With the US-China trade war raging and the U.S. Department of Justice increasingly willing to reinforce tariffs, monetary policy and rhetoric with a sharp uptick in both investigations and enforcement proceedings, it’s understandable that businesses in both the United States and China are asking themselves when the regulatory risks of cross-border commerce may ultimately outweigh trade’s economic benefits. This is particularly true regarding the U.S. Foreign Corrupt Practices Act (the “FCPA”). Although answering that question is inherently different for every entity and individual, combining “best practices” and “situational awareness” still nearly always proves more effective than paranoia or disengagement.
Hint… When President Trump fires off tweets “ordering” US businesses to “get out” of China, even claiming, “We don’t need China and frankly would be far better off without them,” it’s probably a good time to reevaluate both one’s own internal compliance programs and those of your counterparties (this is advice that applies to US companies, Chinese companies AND third parties in equal measure).
(1) The China Initiative & FCPA

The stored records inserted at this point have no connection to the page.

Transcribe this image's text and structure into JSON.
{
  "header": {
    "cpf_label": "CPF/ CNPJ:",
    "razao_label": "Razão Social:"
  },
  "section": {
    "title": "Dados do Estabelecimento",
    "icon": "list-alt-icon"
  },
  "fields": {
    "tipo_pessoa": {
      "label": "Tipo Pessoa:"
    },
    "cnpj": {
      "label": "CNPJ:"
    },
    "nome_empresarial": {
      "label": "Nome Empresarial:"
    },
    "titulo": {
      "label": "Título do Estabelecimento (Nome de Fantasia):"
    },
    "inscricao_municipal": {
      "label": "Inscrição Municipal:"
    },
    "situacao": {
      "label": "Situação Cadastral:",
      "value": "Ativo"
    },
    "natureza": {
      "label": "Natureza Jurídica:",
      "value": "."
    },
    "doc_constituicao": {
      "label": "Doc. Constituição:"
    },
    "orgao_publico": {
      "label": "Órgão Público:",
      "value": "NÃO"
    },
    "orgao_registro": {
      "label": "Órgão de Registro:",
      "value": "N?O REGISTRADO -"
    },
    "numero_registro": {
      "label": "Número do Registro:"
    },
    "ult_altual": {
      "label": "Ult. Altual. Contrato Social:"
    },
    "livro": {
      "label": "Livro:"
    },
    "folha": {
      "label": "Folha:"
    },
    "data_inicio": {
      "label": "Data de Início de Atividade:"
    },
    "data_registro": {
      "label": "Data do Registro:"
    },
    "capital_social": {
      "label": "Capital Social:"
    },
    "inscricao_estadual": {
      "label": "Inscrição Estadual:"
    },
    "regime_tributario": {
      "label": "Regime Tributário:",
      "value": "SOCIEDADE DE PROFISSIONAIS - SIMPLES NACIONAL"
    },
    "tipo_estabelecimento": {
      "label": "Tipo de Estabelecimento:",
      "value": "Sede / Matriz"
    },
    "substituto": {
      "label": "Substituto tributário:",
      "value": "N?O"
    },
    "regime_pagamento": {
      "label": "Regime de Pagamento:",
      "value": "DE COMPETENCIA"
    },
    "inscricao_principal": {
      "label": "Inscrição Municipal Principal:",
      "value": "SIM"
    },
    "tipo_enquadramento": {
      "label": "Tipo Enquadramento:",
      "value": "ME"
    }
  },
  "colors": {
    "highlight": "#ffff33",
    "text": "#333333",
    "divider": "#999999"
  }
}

On November 1, 2018, the Department of Justice issued stringent new guidelines (unambiguously labeled “The China Initiative,”) ordering US Attorneys and investigators (primarily the FBI) to dramatically increase scrutiny over all US-China transactions. One such directive reads as follows: “Identify Foreign Corrupt Practices Act (FCPA) cases involving Chinese companies that compete with American businesses.” (emphasis added) In isolation that might not sound like a big deal. Context, however, is key. The China Initiative explicitly explains: “[The need to address] the threat of Chinese malign economic aggression;” asserts that "No country [other than China] presents a broader, more severe threat to our ideas, our innovation, and our economic security than China," and includes former Attorney General Sessions’ uniquely blunt assessment: “Enough is enough. We’re not going to take it anymore.” The DOJ Memorandum further notes: “DOJ's National Security Division, senior officials from DOJ and the Federal Bureau of Investigation, and a working group of US attorneys from five different judicial districts have been tasked with leading enforcement activities in connection with the China Initiative.” Put simply, none of this constitutes a distinction without a difference.
(2) Applying Best Practices & Situational Awareness to Manage Heightened FCPA RISK
1. If your company hasn’t updated its compliance policies recently, now is absolutely the time. (One useful starting point is the DOJ’s regularly updated “Guiding Principles of Enforcement”. See “A Resource Guide to the U.S Foreign Corrupt Practices Act” at 57-66).
2. Remember that commitment to compliance starts at the top but must extend through the entire organization. Therefore, conducting effective training programs – and emphasizing how rapidly the landscape is changing – is essential for all employees (especially those most likely to be involved in “direct engagement,” e.g., overseas offices, salespersons and non-US executives.)
3. Internal investigations are critical tools when it comes to catching actual or potential violations before your company becomes a government target. However, without an appropriate crisis management plan and other proactive measures in-place, last-minute efforts are often too little, too late.
4. Communication with counterparties (including third parties) is crucial. Many businesses, for example, would be shocked to discover they could face liability for transacting with a non-violative company that creates indirect benefits by engaging a violative third-party consultant. (Not to mention the third party’s likely surprise…)
5. Never disregard the importance of cultural sensitivities. Especially when discussing these issues with cross-border counterparties, success results from balancing the importance of compliance with an understanding that even small missteps could damage longstanding relationships built on decades of trust.
To learn more about how JLG can assist with FCPA compliance, help navigate US-China trade relations, conduct training sessions and provide related counsel, you can schedule a free consultation online or contact us to make an appointment.
All rights reserved. All content of this blog is the property and copyright of Jia Law Group and may not be reproduced in any format without prior express permission.
Contact firstname.lastname@example.org for more information or to seek permission to reproduce content. This blog is intended for general information purposes only. It does not constitute legal advice. The reader should consult with knowledgeable legal counsel to determine how applicable laws apply to specific facts and situations. Blog posts are based on the most current information at the time they are written. Since it is possible that the laws or other circumstances may have changed since publication, please call us to discuss any action you may be considering as a result of reading this blog.
By using this blog you understand that there is no attorney-client relationship between you and the Blog/Web Site publisher. The Blog/Web Site should not be used as a substitute for competent legal advice from a licensed professional attorney in your state.